→ **AIM OF THE EXERCISE**:
Report each line of the entries that contains the word "data", copied in full.

━━━━━━

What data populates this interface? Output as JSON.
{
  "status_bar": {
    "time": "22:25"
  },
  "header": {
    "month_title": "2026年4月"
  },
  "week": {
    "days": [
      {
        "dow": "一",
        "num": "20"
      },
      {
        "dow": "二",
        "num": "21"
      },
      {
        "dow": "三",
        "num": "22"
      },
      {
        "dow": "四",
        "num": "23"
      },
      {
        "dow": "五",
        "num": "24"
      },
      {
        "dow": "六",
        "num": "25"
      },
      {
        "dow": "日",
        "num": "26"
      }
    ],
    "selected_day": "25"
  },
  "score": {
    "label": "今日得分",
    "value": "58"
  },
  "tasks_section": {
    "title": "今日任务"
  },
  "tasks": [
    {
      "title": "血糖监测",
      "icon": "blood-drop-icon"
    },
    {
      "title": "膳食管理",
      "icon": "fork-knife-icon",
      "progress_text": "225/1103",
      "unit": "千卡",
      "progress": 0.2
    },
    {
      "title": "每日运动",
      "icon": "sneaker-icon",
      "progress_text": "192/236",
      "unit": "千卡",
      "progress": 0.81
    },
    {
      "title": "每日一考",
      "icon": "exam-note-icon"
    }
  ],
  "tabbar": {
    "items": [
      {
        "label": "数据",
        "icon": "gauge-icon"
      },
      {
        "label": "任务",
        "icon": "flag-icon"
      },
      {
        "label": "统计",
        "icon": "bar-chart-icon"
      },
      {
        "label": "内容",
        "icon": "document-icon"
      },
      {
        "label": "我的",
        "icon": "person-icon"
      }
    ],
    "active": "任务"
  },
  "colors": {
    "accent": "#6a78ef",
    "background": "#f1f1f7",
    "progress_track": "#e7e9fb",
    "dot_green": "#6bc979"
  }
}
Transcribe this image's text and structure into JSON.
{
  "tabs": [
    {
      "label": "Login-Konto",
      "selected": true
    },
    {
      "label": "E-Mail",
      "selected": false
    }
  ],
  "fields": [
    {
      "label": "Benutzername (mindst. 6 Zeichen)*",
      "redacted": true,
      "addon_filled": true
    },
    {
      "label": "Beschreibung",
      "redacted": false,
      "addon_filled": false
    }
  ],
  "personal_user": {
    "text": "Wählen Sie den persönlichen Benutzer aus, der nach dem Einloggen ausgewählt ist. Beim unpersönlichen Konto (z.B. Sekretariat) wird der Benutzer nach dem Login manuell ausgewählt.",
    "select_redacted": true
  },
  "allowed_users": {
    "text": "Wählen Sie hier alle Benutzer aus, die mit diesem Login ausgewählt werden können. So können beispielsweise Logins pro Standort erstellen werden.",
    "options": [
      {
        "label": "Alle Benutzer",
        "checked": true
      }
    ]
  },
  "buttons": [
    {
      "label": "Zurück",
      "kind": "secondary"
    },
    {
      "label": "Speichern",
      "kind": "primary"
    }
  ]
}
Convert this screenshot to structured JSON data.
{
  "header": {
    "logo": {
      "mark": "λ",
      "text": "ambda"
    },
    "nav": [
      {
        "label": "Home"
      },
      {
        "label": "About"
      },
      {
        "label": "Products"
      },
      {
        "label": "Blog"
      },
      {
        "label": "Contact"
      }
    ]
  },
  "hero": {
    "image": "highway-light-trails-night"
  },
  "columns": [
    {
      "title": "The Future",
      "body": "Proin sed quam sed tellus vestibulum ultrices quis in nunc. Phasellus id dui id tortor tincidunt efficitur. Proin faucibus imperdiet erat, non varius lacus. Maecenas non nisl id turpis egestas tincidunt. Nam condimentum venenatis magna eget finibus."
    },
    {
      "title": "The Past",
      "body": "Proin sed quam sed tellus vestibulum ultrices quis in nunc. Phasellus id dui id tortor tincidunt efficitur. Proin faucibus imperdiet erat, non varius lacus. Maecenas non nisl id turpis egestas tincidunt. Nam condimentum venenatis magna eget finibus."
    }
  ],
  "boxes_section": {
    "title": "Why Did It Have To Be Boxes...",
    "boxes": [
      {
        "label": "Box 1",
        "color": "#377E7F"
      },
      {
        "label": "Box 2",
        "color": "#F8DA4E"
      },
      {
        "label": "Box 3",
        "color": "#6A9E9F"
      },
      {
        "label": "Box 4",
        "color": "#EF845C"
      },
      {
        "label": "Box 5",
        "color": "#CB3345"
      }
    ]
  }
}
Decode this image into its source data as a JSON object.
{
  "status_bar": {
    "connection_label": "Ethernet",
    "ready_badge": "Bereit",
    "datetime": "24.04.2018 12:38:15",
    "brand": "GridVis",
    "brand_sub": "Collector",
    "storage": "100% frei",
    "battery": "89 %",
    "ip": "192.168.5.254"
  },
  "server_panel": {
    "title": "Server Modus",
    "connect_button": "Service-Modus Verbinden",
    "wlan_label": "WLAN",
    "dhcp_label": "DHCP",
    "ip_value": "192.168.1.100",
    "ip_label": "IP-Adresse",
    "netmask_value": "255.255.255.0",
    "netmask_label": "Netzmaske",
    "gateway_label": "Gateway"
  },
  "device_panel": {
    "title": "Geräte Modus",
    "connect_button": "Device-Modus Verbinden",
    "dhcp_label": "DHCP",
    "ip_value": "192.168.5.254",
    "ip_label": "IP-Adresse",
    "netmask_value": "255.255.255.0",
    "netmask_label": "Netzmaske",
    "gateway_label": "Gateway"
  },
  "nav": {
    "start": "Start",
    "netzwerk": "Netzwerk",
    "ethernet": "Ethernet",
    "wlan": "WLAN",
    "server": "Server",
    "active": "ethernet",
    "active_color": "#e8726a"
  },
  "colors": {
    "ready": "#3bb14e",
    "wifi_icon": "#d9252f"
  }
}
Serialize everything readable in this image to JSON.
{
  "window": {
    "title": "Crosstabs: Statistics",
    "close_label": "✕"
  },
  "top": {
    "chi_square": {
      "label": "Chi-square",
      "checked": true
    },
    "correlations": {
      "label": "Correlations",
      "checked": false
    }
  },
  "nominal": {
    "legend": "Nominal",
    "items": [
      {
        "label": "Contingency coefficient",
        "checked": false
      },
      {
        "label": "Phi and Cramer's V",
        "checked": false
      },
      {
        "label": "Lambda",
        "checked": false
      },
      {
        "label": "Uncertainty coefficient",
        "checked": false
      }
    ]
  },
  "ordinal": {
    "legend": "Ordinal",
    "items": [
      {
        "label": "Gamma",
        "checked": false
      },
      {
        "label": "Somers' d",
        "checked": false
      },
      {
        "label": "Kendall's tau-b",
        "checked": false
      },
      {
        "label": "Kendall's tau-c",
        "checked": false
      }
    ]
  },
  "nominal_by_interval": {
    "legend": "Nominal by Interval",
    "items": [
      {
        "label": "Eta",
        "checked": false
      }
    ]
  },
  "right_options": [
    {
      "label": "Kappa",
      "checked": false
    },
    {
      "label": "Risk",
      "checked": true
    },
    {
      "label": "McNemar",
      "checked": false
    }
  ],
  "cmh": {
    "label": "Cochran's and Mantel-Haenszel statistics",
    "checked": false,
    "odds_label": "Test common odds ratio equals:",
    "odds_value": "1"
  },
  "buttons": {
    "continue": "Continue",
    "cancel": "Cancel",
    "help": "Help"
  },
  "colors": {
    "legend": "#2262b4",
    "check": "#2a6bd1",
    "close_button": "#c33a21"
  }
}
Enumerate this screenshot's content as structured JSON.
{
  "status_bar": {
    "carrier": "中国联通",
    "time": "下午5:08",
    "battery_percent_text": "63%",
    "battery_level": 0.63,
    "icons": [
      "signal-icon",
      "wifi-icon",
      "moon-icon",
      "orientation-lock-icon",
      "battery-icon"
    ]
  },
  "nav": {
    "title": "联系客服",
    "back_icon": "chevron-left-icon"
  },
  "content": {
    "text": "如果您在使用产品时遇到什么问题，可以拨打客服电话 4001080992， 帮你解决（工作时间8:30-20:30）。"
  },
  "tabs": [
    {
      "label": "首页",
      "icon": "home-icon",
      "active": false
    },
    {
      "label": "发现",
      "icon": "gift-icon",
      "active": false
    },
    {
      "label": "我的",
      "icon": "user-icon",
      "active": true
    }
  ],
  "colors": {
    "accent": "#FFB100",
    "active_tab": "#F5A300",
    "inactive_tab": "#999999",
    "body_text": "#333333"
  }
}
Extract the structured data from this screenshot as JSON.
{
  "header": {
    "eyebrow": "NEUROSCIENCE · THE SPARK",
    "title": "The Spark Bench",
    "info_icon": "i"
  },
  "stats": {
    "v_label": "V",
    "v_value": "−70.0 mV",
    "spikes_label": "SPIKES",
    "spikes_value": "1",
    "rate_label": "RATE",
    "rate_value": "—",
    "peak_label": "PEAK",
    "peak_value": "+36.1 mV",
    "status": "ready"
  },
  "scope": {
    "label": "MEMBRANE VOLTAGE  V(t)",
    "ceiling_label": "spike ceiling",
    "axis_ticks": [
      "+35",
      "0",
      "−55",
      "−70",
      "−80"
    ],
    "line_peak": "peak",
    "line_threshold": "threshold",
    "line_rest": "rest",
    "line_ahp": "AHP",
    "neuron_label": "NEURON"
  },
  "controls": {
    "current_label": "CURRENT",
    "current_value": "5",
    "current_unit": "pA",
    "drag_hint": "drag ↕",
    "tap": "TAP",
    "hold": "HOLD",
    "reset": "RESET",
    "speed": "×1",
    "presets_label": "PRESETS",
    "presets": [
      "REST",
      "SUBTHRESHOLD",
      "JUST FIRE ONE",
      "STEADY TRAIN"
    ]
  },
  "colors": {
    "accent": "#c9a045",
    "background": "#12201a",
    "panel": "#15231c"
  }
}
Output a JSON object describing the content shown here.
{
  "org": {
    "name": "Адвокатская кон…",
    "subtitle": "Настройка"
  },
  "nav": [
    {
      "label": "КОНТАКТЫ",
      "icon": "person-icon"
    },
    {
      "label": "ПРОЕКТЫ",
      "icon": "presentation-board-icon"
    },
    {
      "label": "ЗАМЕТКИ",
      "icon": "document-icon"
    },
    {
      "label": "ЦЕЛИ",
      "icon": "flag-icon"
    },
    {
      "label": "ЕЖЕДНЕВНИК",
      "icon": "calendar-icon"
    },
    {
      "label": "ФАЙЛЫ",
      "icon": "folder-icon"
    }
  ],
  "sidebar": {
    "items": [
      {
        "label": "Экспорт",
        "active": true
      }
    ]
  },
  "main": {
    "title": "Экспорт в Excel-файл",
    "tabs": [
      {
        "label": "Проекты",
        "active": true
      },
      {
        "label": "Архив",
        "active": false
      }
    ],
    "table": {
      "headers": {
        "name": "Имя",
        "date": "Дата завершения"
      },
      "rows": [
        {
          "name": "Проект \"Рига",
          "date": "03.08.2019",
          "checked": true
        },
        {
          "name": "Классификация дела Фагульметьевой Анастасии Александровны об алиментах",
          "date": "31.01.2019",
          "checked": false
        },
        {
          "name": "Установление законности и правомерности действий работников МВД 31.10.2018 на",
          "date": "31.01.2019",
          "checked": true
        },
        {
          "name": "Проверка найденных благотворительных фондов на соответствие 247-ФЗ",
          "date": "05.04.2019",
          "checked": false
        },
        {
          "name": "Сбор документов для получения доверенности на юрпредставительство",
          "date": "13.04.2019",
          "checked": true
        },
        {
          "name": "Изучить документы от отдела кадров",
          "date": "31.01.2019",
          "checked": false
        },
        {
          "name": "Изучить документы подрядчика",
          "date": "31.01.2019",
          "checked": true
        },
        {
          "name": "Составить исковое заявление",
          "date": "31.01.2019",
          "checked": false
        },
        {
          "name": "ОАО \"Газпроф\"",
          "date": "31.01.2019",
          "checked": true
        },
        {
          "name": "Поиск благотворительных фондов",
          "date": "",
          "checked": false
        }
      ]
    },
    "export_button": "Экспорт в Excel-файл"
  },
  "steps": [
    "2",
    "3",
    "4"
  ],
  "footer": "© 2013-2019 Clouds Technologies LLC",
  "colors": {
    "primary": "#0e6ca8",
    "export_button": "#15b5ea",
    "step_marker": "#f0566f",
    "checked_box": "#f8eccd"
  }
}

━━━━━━

→ **EXERCISE OUTPUT**:
What data populates this interface? Output as JSON.
Convert this screenshot to structured JSON data.
Decode this image into its source data as a JSON object.
Extract the structured data from this screenshot as JSON.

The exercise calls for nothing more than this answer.